P&O hauls all its trailers on the islands. Livestock transport, especially from Orkney, is also a major activity: "This year we shipped out 114,000 lambs in six weeks," says Larry. And in the summer Scandinavian tourists seeking their Nordic roots create additional demand for hotel and catering supplies.
The men who run P&O 's day-to-day operations are neither remote, corporate bureaucrats nor incomers. Leslie and his son Neil ("I'm second in command, you could say") have been involved in island transport all their lives. Both were born and bred in Lerwick and Larry has never lived away from Shetland: "I began work in July 1956 with the North of Shetland Orkney and Shetland Shipping Company," he recalls. "In the early sixties we were taken over by Coastlines and in 1972 P&O bought Coastlines."
Neil Leslie's first job was in P&O 's passenger office in 1981, followed by a stint in the store before moving into transport operations. "I got used to being among trucks since I was three or four years old," he says. Pre-P&O the
operation was under.resourced with just six vehicles in the early days: four five-tonners and two 10-tanners. The first artic arrived on the island when P&O took over and the 1970s oil boom led to a dramatic increase in fleet size, taking into account a new demand for haulage unrelated to ferries. Low loaders and tippers were added to meet the needs of a construction industry which thrived when the oil boom stimulated the infrastructure to develop faster than many parts of the UK.
Unemployment among the 23,000 population is low, roads are in first-class condition. The Shetlands remain the biggest oil storage terminal in Europe with oil pumped in directly from the Brent and Ninian fields for later shipment by sea-going tankers. North Sea gas is also stored on Shetland.
Despite the islands' economic importance to the rest of the UK, the Government seems to have forgotten the needs of its road hauliers. Speed limiters have to be fitted on trucks even though the Shetlands have a maximum speed limit of 40mph. Larry Leslie says the Government could have pressed the EC for an exemption but failed to do so: "They forgot about islands like this." Vehicles which require limiters have to be sent to the Scottish mainland for the work to be carried out as there is no facility on Shetland. "And this month we have the expense of resetting them from 60mph to 56mph," says Larry A listing in the RBA directory of road hauliers means that Larry Leslie's operation gets regular enquiries for backloads from hauliers sending trailers out.

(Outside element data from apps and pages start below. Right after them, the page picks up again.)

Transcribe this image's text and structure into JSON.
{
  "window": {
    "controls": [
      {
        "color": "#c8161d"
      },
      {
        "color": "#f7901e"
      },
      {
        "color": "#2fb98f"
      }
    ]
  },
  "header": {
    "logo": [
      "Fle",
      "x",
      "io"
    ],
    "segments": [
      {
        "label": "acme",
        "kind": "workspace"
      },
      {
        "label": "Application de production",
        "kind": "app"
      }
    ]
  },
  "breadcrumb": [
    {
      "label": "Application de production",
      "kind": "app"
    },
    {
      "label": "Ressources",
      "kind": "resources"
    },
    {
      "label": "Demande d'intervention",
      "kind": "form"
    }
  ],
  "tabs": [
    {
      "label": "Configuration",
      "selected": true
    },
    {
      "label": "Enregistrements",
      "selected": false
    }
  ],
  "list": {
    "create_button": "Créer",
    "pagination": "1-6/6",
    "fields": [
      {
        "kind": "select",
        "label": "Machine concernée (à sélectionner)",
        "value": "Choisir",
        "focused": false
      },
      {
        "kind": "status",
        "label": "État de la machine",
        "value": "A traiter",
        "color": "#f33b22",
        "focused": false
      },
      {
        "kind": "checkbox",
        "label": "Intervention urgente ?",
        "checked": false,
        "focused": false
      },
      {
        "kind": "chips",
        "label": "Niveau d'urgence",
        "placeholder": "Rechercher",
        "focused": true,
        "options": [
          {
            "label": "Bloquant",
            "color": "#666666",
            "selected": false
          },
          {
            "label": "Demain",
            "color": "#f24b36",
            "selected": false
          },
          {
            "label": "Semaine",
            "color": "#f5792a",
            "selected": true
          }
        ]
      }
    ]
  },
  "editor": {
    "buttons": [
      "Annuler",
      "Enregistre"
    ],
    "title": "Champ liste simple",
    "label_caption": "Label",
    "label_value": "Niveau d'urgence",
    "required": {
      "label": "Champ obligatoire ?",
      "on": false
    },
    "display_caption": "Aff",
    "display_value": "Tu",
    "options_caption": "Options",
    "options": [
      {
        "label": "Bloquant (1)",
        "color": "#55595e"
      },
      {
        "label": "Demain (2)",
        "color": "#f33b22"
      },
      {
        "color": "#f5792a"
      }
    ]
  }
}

He is rarely able to help: "Not much leaves here but fish."
fl by Patric Cunnane